* _Aim of the exercise_: Would you please copy the entries exactly, leaving every picture aside?

──────── Supplied records

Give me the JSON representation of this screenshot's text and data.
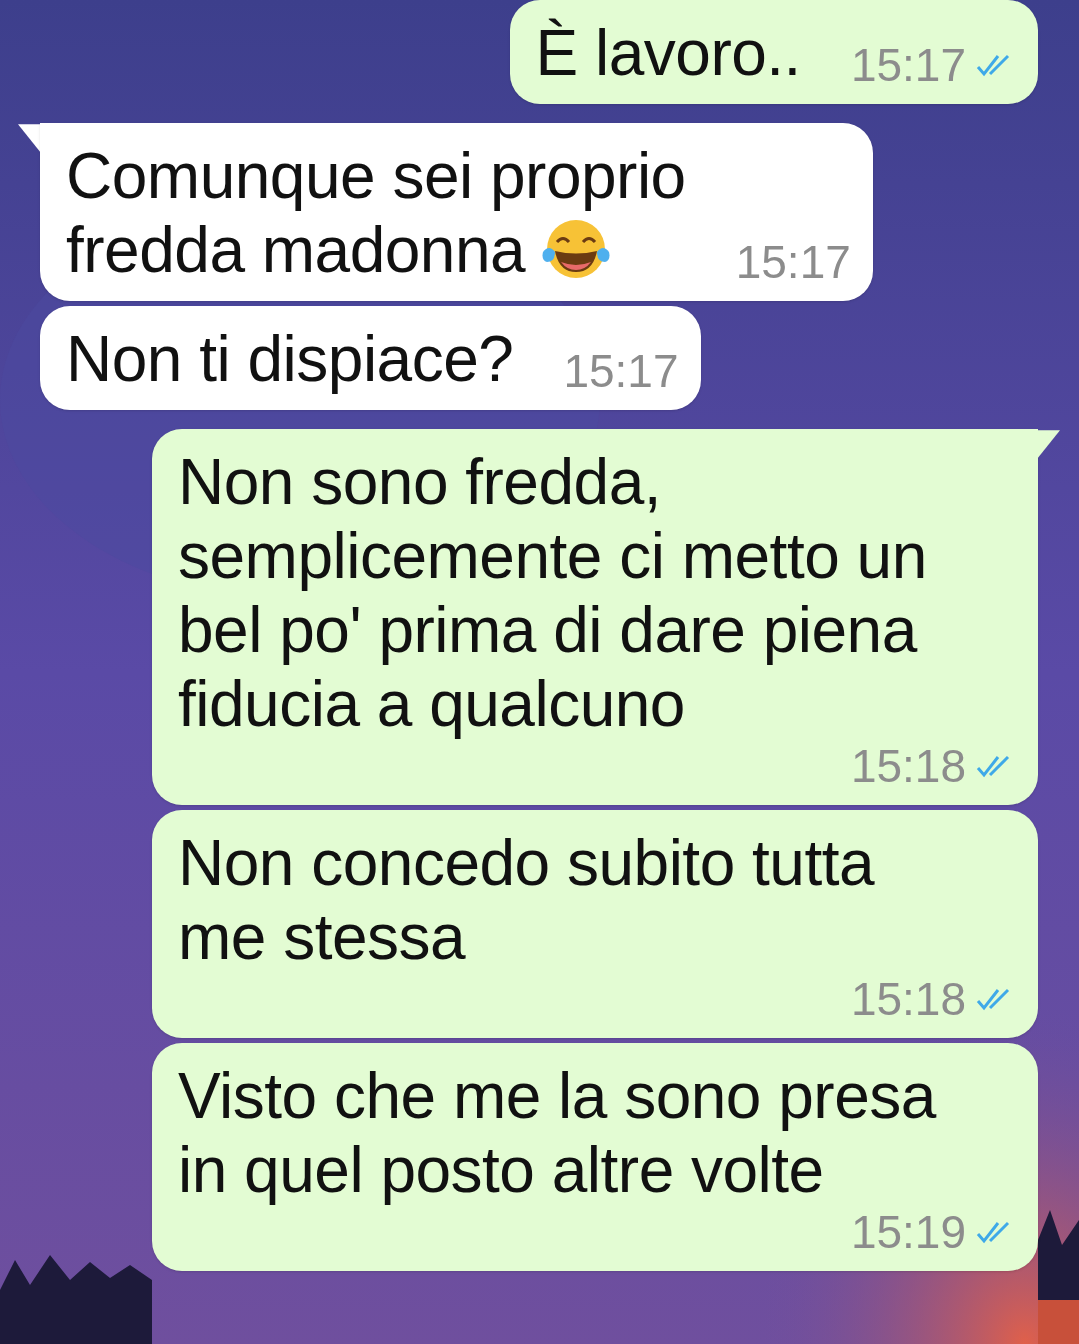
{
  "messages": [
    {
      "kind": "outgoing",
      "tail": false,
      "text": "È lavoro..",
      "time": "15:17",
      "read": true
    },
    {
      "kind": "incoming",
      "tail": true,
      "text": "Comunque sei proprio\nfredda madonna",
      "laughing_emoji": true,
      "time": "15:17"
    },
    {
      "kind": "incoming",
      "tail": false,
      "text": "Non ti dispiace?",
      "time": "15:17"
    },
    {
      "kind": "outgoing",
      "tail": true,
      "text": "Non sono fredda,\nsemplicemente ci metto un\nbel po' prima di dare piena\nfiducia a qualcuno",
      "time": "15:18",
      "read": true
    },
    {
      "kind": "outgoing",
      "tail": false,
      "text": "Non concedo subito tutta\nme stessa",
      "time": "15:18",
      "read": true
    },
    {
      "kind": "outgoing",
      "tail": false,
      "text": "Visto che me la sono presa\nin quel posto altre volte",
      "time": "15:19",
      "read": true
    }
  ]
}
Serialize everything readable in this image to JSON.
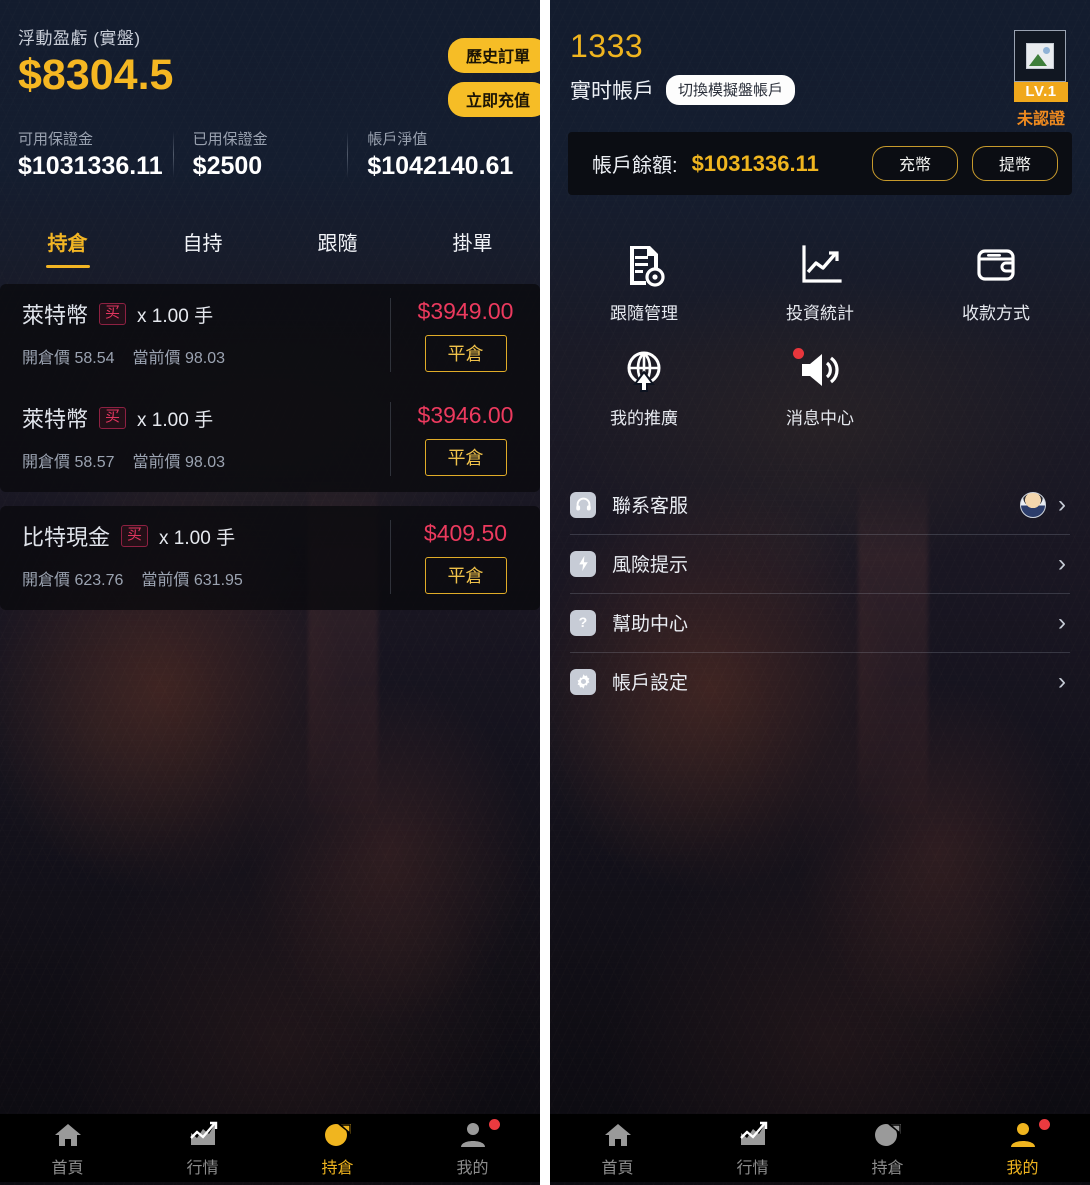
{
  "colors": {
    "gold": "#f0b51f",
    "gold_btn": "#f6bd26",
    "red_pnl": "#ec3a5e",
    "badge_buy": "#e0365f",
    "panel_bg": "#0d1320",
    "nav_bg": "#000000",
    "nav_inactive": "#8d8d8d",
    "dot_red": "#ea3a3f"
  },
  "left_panel": {
    "pnl_label": "浮動盈虧 (實盤)",
    "pnl_value": "$8304.5",
    "buttons": {
      "history_orders": "歷史訂單",
      "deposit_now": "立即充值"
    },
    "stats": [
      {
        "label": "可用保證金",
        "value": "$1031336.11"
      },
      {
        "label": "已用保證金",
        "value": "$2500"
      },
      {
        "label": "帳戶淨值",
        "value": "$1042140.61"
      }
    ],
    "tabs": [
      {
        "label": "持倉",
        "active": true
      },
      {
        "label": "自持",
        "active": false
      },
      {
        "label": "跟隨",
        "active": false
      },
      {
        "label": "掛單",
        "active": false
      }
    ],
    "positions": [
      {
        "symbol": "萊特幣",
        "side": "买",
        "qty": "x 1.00 手",
        "open_label": "開倉價",
        "open_price": "58.54",
        "current_label": "當前價",
        "current_price": "98.03",
        "pnl": "$3949.00",
        "close_button": "平倉"
      },
      {
        "symbol": "萊特幣",
        "side": "买",
        "qty": "x 1.00 手",
        "open_label": "開倉價",
        "open_price": "58.57",
        "current_label": "當前價",
        "current_price": "98.03",
        "pnl": "$3946.00",
        "close_button": "平倉"
      },
      {
        "symbol": "比特現金",
        "side": "买",
        "qty": "x 1.00 手",
        "open_label": "開倉價",
        "open_price": "623.76",
        "current_label": "當前價",
        "current_price": "631.95",
        "pnl": "$409.50",
        "close_button": "平倉"
      }
    ],
    "bottom_nav": [
      {
        "label": "首頁",
        "icon": "home-icon",
        "active": false,
        "dot": false
      },
      {
        "label": "行情",
        "icon": "chart-icon",
        "active": false,
        "dot": false
      },
      {
        "label": "持倉",
        "icon": "pie-icon",
        "active": true,
        "dot": false
      },
      {
        "label": "我的",
        "icon": "user-icon",
        "active": false,
        "dot": true
      }
    ]
  },
  "right_panel": {
    "user_id": "1333",
    "account_type": "實时帳戶",
    "switch_account": "切換模擬盤帳戶",
    "level_badge": "LV.1",
    "verify_status": "未認證",
    "balance_label": "帳戶餘額:",
    "balance_value": "$1031336.11",
    "balance_buttons": {
      "deposit": "充幣",
      "withdraw": "提幣"
    },
    "grid": [
      {
        "label": "跟隨管理",
        "icon": "document-gear-icon",
        "dot": false
      },
      {
        "label": "投資統計",
        "icon": "line-chart-icon",
        "dot": false
      },
      {
        "label": "收款方式",
        "icon": "wallet-icon",
        "dot": false
      },
      {
        "label": "我的推廣",
        "icon": "globe-share-icon",
        "dot": false
      },
      {
        "label": "消息中心",
        "icon": "speaker-icon",
        "dot": true
      }
    ],
    "menu": [
      {
        "label": "聯系客服",
        "icon": "headset-icon",
        "avatar": true
      },
      {
        "label": "風險提示",
        "icon": "lightning-icon",
        "avatar": false
      },
      {
        "label": "幫助中心",
        "icon": "question-icon",
        "avatar": false
      },
      {
        "label": "帳戶設定",
        "icon": "gear-icon",
        "avatar": false
      }
    ],
    "bottom_nav": [
      {
        "label": "首頁",
        "icon": "home-icon",
        "active": false,
        "dot": false
      },
      {
        "label": "行情",
        "icon": "chart-icon",
        "active": false,
        "dot": false
      },
      {
        "label": "持倉",
        "icon": "pie-icon",
        "active": false,
        "dot": false
      },
      {
        "label": "我的",
        "icon": "user-icon",
        "active": true,
        "dot": true
      }
    ]
  }
}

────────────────

* _Answer box_:
Give me the JSON representation of this screenshot's text and data.
{
  "messages": [
    {
      "kind": "outgoing",
      "tail": false,
      "text": "È lavoro..",
      "time": "15:17",
      "read": true
    },
    {
      "kind": "incoming",
      "tail": true,
      "text": "Comunque sei proprio\nfredda madonna",
      "laughing_emoji": true,
      "time": "15:17"
    },
    {
      "kind": "incoming",
      "tail": false,
      "text": "Non ti dispiace?",
      "time": "15:17"
    },
    {
      "kind": "outgoing",
      "tail": true,
      "text": "Non sono fredda,\nsemplicemente ci metto un\nbel po' prima di dare piena\nfiducia a qualcuno",
      "time": "15:18",
      "read": true
    },
    {
      "kind": "outgoing",
      "tail": false,
      "text": "Non concedo subito tutta\nme stessa",
      "time": "15:18",
      "read": true
    },
    {
      "kind": "outgoing",
      "tail": false,
      "text": "Visto che me la sono presa\nin quel posto altre volte",
      "time": "15:19",
      "read": true
    }
  ]
}
Serialize everything readable in this image to JSON.
{
  "colors": {
    "gold": "#f0b51f",
    "gold_btn": "#f6bd26",
    "red_pnl": "#ec3a5e",
    "badge_buy": "#e0365f",
    "panel_bg": "#0d1320",
    "nav_bg": "#000000",
    "nav_inactive": "#8d8d8d",
    "dot_red": "#ea3a3f"
  },
  "left_panel": {
    "pnl_label": "浮動盈虧 (實盤)",
    "pnl_value": "$8304.5",
    "buttons": {
      "history_orders": "歷史訂單",
      "deposit_now": "立即充值"
    },
    "stats": [
      {
        "label": "可用保證金",
        "value": "$1031336.11"
      },
      {
        "label": "已用保證金",
        "value": "$2500"
      },
      {
        "label": "帳戶淨值",
        "value": "$1042140.61"
      }
    ],
    "tabs": [
      {
        "label": "持倉",
        "active": true
      },
      {
        "label": "自持",
        "active": false
      },
      {
        "label": "跟隨",
        "active": false
      },
      {
        "label": "掛單",
        "active": false
      }
    ],
    "positions": [
      {
        "symbol": "萊特幣",
        "side": "买",
        "qty": "x 1.00 手",
        "open_label": "開倉價",
        "open_price": "58.54",
        "current_label": "當前價",
        "current_price": "98.03",
        "pnl": "$3949.00",
        "close_button": "平倉"
      },
      {
        "symbol": "萊特幣",
        "side": "买",
        "qty": "x 1.00 手",
        "open_label": "開倉價",
        "open_price": "58.57",
        "current_label": "當前價",
        "current_price": "98.03",
        "pnl": "$3946.00",
        "close_button": "平倉"
      },
      {
        "symbol": "比特現金",
        "side": "买",
        "qty": "x 1.00 手",
        "open_label": "開倉價",
        "open_price": "623.76",
        "current_label": "當前價",
        "current_price": "631.95",
        "pnl": "$409.50",
        "close_button": "平倉"
      }
    ],
    "bottom_nav": [
      {
        "label": "首頁",
        "icon": "home-icon",
        "active": false,
        "dot": false
      },
      {
        "label": "行情",
        "icon": "chart-icon",
        "active": false,
        "dot": false
      },
      {
        "label": "持倉",
        "icon": "pie-icon",
        "active": true,
        "dot": false
      },
      {
        "label": "我的",
        "icon": "user-icon",
        "active": false,
        "dot": true
      }
    ]
  },
  "right_panel": {
    "user_id": "1333",
    "account_type": "實时帳戶",
    "switch_account": "切換模擬盤帳戶",
    "level_badge": "LV.1",
    "verify_status": "未認證",
    "balance_label": "帳戶餘額:",
    "balance_value": "$1031336.11",
    "balance_buttons": {
      "deposit": "充幣",
      "withdraw": "提幣"
    },
    "grid": [
      {
        "label": "跟隨管理",
        "icon": "document-gear-icon",
        "dot": false
      },
      {
        "label": "投資統計",
        "icon": "line-chart-icon",
        "dot": false
      },
      {
        "label": "收款方式",
        "icon": "wallet-icon",
        "dot": false
      },
      {
        "label": "我的推廣",
        "icon": "globe-share-icon",
        "dot": false
      },
      {
        "label": "消息中心",
        "icon": "speaker-icon",
        "dot": true
      }
    ],
    "menu": [
      {
        "label": "聯系客服",
        "icon": "headset-icon",
        "avatar": true
      },
      {
        "label": "風險提示",
        "icon": "lightning-icon",
        "avatar": false
      },
      {
        "label": "幫助中心",
        "icon": "question-icon",
        "avatar": false
      },
      {
        "label": "帳戶設定",
        "icon": "gear-icon",
        "avatar": false
      }
    ],
    "bottom_nav": [
      {
        "label": "首頁",
        "icon": "home-icon",
        "active": false,
        "dot": false
      },
      {
        "label": "行情",
        "icon": "chart-icon",
        "active": false,
        "dot": false
      },
      {
        "label": "持倉",
        "icon": "pie-icon",
        "active": false,
        "dot": false
      },
      {
        "label": "我的",
        "icon": "user-icon",
        "active": true,
        "dot": true
      }
    ]
  }
}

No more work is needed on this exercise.